The records below need to be set down again exactly; their images stay out.

## DATA FOR THE TASK:
=== Begin Enclosure ===
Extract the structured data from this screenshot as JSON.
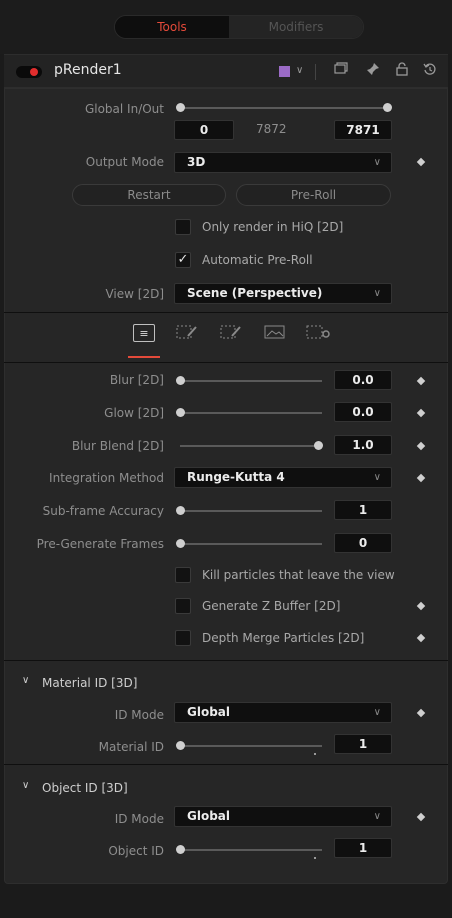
{
  "tabs": {
    "tools": "Tools",
    "modifiers": "Modifiers"
  },
  "node": {
    "title": "pRender1",
    "color": "#9b6bc6"
  },
  "header_icons": [
    "dropdown-chevron-icon",
    "window-icon",
    "pin-icon",
    "lock-icon",
    "reset-icon"
  ],
  "global_inout": {
    "label": "Global In/Out",
    "start": "0",
    "mid": "7872",
    "end": "7871"
  },
  "output_mode": {
    "label": "Output Mode",
    "value": "3D"
  },
  "buttons": {
    "restart": "Restart",
    "preroll": "Pre-Roll"
  },
  "checks": {
    "hiq": {
      "label": "Only render in HiQ [2D]",
      "checked": false
    },
    "auto_preroll": {
      "label": "Automatic Pre-Roll",
      "checked": true
    }
  },
  "view": {
    "label": "View [2D]",
    "value": "Scene (Perspective)"
  },
  "subtabs": [
    "controls-icon",
    "particle-edit-icon",
    "particle-edit-2-icon",
    "image-icon",
    "settings-icon"
  ],
  "controls": {
    "blur": {
      "label": "Blur [2D]",
      "value": "0.0",
      "fraction": 0
    },
    "glow": {
      "label": "Glow [2D]",
      "value": "0.0",
      "fraction": 0
    },
    "blur_blend": {
      "label": "Blur Blend [2D]",
      "value": "1.0",
      "fraction": 1
    },
    "integration": {
      "label": "Integration Method",
      "value": "Runge-Kutta 4"
    },
    "subframe": {
      "label": "Sub-frame Accuracy",
      "value": "1",
      "fraction": 0
    },
    "pregen": {
      "label": "Pre-Generate Frames",
      "value": "0",
      "fraction": 0
    },
    "kill": {
      "label": "Kill particles that leave the view",
      "checked": false
    },
    "zbuffer": {
      "label": "Generate Z Buffer [2D]",
      "checked": false
    },
    "depth_merge": {
      "label": "Depth Merge Particles [2D]",
      "checked": false
    }
  },
  "material": {
    "title": "Material ID [3D]",
    "id_mode_label": "ID Mode",
    "id_mode_value": "Global",
    "id_label": "Material ID",
    "id_value": "1"
  },
  "object": {
    "title": "Object ID [3D]",
    "id_mode_label": "ID Mode",
    "id_mode_value": "Global",
    "id_label": "Object ID",
    "id_value": "1"
  }
}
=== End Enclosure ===
## RESULT OF THIS TASK:
Extract the structured data from this screenshot as JSON.
{
  "tabs": {
    "tools": "Tools",
    "modifiers": "Modifiers"
  },
  "node": {
    "title": "pRender1",
    "color": "#9b6bc6"
  },
  "header_icons": [
    "dropdown-chevron-icon",
    "window-icon",
    "pin-icon",
    "lock-icon",
    "reset-icon"
  ],
  "global_inout": {
    "label": "Global In/Out",
    "start": "0",
    "mid": "7872",
    "end": "7871"
  },
  "output_mode": {
    "label": "Output Mode",
    "value": "3D"
  },
  "buttons": {
    "restart": "Restart",
    "preroll": "Pre-Roll"
  },
  "checks": {
    "hiq": {
      "label": "Only render in HiQ [2D]",
      "checked": false
    },
    "auto_preroll": {
      "label": "Automatic Pre-Roll",
      "checked": true
    }
  },
  "view": {
    "label": "View [2D]",
    "value": "Scene (Perspective)"
  },
  "subtabs": [
    "controls-icon",
    "particle-edit-icon",
    "particle-edit-2-icon",
    "image-icon",
    "settings-icon"
  ],
  "controls": {
    "blur": {
      "label": "Blur [2D]",
      "value": "0.0",
      "fraction": 0
    },
    "glow": {
      "label": "Glow [2D]",
      "value": "0.0",
      "fraction": 0
    },
    "blur_blend": {
      "label": "Blur Blend [2D]",
      "value": "1.0",
      "fraction": 1
    },
    "integration": {
      "label": "Integration Method",
      "value": "Runge-Kutta 4"
    },
    "subframe": {
      "label": "Sub-frame Accuracy",
      "value": "1",
      "fraction": 0
    },
    "pregen": {
      "label": "Pre-Generate Frames",
      "value": "0",
      "fraction": 0
    },
    "kill": {
      "label": "Kill particles that leave the view",
      "checked": false
    },
    "zbuffer": {
      "label": "Generate Z Buffer [2D]",
      "checked": false
    },
    "depth_merge": {
      "label": "Depth Merge Particles [2D]",
      "checked": false
    }
  },
  "material": {
    "title": "Material ID [3D]",
    "id_mode_label": "ID Mode",
    "id_mode_value": "Global",
    "id_label": "Material ID",
    "id_value": "1"
  },
  "object": {
    "title": "Object ID [3D]",
    "id_mode_label": "ID Mode",
    "id_mode_value": "Global",
    "id_label": "Object ID",
    "id_value": "1"
  }
}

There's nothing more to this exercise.